You should also know divorce records can be made public so that details of your marriage become accessible to others. This means the details of your divorce may also be widely known. A team of the best divorce lawyers will review this information with you to ensure you seek the right marriage dissolution for you and your family.
A No-Fault Divorce
You might be wondering at this point if you can proceed with a divorce and not seek an at-fault judgment. The answer is yes. No-fault divorces have become increasingly more common since the early 1970s, at which point they became more socially acceptable. These divorces typically take less time to resolve because one spouse is not forced to prove the other acted in an injurious manner.
A no-fault divorce does not require proof of wrongdoing, but you will need to show the court why a dissolution should be granted. One of the most common grounds for no-fault divorce includes insupportability, also known as irreconcilable differences. This means the marriage has become intolerable because aspects of each spouse’s personality and/or beliefs are incompatible with each other.
To qualify for insupportability, you must show the marriage has been destroyed by conflict and that no reasonable expectation exists for you and your spouse to reunite.
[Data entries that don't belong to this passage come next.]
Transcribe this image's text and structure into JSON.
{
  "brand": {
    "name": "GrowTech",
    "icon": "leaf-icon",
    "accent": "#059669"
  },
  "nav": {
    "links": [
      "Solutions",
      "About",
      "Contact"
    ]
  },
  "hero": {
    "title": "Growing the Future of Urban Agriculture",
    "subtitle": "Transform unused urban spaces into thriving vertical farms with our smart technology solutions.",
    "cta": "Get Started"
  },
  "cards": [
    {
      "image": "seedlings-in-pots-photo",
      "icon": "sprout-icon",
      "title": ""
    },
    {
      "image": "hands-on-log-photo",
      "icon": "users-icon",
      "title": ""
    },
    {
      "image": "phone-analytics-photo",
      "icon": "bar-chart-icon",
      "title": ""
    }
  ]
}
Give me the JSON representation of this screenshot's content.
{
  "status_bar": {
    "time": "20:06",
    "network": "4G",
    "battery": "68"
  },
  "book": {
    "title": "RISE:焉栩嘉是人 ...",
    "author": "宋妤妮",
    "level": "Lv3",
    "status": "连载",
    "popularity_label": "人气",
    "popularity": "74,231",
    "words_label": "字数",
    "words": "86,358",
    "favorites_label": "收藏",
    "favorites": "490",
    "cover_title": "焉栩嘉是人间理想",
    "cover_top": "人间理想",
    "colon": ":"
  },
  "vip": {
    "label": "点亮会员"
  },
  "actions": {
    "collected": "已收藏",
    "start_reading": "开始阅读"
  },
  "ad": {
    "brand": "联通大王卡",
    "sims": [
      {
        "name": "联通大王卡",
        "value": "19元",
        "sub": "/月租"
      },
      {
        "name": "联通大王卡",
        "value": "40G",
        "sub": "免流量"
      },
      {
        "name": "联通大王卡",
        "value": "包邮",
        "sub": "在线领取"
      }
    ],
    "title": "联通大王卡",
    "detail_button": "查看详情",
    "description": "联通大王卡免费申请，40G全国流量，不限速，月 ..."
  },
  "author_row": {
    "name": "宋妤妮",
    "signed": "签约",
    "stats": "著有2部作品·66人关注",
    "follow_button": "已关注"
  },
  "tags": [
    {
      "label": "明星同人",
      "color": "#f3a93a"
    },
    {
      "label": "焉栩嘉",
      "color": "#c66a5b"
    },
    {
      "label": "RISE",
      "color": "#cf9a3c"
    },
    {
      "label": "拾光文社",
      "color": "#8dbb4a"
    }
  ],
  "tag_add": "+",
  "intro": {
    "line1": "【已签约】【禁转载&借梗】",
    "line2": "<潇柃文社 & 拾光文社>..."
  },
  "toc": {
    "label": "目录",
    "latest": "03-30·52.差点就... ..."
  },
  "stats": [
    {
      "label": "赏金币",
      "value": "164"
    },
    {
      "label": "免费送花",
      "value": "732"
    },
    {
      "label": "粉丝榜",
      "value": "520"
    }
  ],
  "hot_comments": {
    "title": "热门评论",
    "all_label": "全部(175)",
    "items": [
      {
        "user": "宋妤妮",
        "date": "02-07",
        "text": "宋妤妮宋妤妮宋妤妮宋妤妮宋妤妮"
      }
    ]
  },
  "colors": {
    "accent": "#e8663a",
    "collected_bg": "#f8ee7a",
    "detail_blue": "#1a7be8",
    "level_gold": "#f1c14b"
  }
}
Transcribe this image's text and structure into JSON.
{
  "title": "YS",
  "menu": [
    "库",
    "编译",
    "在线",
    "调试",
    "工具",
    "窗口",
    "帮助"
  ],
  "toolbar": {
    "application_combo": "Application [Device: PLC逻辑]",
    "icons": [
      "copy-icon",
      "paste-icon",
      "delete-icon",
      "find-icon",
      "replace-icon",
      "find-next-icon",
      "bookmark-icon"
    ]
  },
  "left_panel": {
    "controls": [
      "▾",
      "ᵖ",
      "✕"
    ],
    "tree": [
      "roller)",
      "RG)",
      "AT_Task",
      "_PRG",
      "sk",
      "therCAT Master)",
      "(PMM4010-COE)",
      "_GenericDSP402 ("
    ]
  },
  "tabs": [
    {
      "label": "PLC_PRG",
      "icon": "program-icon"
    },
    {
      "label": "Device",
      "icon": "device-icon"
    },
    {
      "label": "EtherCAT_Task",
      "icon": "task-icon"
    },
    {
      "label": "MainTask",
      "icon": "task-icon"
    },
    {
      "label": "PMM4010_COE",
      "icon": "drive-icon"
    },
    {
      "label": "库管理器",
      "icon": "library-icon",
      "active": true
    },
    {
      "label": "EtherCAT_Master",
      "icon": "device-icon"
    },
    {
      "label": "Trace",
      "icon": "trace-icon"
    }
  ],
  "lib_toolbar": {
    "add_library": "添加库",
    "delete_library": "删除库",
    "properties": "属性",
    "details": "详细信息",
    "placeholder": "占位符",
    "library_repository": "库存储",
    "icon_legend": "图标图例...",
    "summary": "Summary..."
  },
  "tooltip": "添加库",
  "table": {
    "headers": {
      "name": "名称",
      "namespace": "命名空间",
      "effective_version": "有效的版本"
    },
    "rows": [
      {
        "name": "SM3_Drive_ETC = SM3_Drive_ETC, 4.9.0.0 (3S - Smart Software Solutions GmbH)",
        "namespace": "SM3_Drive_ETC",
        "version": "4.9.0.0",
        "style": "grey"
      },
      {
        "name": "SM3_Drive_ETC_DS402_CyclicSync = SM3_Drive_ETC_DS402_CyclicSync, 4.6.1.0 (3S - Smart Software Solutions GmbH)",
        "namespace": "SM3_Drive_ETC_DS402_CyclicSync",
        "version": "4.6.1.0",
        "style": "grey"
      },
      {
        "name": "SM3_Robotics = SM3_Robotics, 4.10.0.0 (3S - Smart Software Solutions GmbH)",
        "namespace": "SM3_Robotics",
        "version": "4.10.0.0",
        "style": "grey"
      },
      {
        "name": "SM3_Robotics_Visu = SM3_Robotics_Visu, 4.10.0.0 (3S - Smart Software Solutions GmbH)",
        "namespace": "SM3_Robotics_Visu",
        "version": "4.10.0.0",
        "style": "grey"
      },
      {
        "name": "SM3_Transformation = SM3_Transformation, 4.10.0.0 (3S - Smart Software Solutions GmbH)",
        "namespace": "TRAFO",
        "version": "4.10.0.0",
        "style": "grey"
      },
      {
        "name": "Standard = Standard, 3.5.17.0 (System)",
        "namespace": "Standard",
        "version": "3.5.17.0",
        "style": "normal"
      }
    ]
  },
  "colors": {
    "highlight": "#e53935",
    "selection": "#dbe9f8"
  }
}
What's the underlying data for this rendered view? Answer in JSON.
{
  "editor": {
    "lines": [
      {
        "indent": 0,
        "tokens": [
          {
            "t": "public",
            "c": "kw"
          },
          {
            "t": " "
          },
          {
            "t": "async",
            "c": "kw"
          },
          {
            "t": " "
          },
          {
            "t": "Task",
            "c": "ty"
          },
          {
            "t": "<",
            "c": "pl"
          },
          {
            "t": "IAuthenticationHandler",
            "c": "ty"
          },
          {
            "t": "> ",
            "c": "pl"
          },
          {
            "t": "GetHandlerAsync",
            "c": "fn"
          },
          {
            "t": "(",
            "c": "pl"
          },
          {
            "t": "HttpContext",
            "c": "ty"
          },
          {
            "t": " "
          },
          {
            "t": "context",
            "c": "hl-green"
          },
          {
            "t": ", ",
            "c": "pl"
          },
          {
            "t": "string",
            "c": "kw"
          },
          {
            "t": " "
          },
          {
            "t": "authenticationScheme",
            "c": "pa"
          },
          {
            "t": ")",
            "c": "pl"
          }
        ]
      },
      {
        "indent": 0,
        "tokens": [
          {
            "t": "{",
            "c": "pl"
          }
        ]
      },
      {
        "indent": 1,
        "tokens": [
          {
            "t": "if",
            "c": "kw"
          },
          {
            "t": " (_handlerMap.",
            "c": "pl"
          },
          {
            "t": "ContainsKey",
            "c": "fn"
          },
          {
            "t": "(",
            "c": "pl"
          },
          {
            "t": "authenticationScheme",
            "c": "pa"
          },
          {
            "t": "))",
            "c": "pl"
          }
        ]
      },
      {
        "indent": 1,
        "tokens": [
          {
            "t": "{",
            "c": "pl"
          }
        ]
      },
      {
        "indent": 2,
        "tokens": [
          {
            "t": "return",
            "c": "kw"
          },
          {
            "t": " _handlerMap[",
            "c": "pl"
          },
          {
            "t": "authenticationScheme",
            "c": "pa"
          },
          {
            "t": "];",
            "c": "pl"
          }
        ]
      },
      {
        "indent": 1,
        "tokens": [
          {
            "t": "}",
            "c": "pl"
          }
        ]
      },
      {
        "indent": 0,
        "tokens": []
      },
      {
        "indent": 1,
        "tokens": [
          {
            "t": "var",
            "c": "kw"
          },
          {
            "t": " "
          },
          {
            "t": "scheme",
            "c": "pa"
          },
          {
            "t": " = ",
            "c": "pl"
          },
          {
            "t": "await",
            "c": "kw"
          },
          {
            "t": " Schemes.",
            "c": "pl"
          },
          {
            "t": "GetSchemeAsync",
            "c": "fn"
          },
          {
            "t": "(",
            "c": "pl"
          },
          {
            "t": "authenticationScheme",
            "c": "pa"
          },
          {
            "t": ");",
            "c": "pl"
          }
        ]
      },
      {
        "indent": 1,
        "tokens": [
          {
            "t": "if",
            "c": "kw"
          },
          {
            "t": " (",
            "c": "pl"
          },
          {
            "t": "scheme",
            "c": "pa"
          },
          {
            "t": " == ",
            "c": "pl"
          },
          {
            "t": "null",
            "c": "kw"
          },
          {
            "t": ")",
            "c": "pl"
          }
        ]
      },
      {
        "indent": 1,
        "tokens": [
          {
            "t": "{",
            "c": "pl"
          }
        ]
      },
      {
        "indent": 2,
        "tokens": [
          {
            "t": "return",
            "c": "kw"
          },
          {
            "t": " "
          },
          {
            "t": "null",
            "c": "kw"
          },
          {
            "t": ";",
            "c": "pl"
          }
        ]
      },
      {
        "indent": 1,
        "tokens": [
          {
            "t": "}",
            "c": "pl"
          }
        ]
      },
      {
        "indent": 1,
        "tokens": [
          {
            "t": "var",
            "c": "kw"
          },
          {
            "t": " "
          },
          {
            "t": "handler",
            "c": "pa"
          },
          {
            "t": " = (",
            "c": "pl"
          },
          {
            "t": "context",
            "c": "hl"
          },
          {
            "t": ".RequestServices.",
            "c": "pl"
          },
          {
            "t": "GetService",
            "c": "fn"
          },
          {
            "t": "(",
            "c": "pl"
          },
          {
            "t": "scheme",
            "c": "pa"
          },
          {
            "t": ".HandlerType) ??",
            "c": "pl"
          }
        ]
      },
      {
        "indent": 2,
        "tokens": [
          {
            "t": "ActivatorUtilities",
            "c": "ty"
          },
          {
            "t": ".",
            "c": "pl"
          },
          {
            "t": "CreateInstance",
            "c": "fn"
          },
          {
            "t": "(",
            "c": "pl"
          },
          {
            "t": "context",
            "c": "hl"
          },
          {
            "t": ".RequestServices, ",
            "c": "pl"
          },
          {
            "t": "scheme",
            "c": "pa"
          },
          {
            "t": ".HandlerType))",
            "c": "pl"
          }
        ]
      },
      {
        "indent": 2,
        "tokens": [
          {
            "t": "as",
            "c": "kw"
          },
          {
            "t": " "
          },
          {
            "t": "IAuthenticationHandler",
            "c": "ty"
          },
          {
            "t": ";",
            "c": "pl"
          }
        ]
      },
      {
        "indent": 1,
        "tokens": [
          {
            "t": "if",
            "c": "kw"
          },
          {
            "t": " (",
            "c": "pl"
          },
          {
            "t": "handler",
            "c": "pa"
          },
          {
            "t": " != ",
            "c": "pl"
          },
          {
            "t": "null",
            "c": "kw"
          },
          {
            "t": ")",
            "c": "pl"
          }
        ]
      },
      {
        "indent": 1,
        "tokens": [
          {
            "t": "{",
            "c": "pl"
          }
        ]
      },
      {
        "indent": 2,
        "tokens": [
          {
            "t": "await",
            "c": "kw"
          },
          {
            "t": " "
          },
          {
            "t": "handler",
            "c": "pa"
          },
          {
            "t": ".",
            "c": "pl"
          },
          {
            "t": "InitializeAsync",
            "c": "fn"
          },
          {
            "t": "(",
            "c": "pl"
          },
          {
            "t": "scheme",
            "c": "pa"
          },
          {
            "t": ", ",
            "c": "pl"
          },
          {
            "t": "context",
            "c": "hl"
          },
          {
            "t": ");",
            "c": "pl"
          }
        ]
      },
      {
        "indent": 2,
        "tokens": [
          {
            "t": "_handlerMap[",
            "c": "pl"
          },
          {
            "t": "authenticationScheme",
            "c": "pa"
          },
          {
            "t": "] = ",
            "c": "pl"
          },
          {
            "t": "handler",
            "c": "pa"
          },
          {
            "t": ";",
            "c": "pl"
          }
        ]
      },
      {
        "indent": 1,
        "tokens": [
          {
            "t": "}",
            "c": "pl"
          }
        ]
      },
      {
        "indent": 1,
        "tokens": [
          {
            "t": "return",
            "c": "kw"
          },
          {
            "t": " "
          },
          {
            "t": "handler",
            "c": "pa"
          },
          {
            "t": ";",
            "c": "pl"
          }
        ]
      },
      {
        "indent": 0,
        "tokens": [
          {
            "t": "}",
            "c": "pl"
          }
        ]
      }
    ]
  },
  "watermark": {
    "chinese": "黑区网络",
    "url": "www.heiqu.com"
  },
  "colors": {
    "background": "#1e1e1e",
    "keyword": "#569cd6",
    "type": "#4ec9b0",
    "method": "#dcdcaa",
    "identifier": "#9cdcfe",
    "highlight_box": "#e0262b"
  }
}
This allows couples who have done nothing wrong – but are simply unhappy living together – to part ways and move forward with their lives.
When you seek divorce for the grounds of living apart, you’re again doing so without asking the court to assign fault. This criterion can be met if you and your spouse have lived separately for at least three years. Like the ground of abandonment, you cannot have cohabitated at any point with your spouse during this period.
Mental Hospital Confinement
If your spouse has remained confined to a mental hospital for at least three years, you can seek a no-fault divorce. You may need to show your spouse isn’t likely to adjust to married life because of their mental disorder and/or that they will probably relapse. These claims can be substantiated with medical records or testimony from health experts.
Divorce renders emotional and financial consequences that need to be properly managed from the first. This is especially true of an at-fault dissolution, in which a division of assets can be greatly impacted by the court’s decision. Don’t try to go it alone – partner with a team of experienced lawyers who will advocate for your rights and guide you through the legal process. Contact Skillern Law, PLLC, today to schedule your consultation.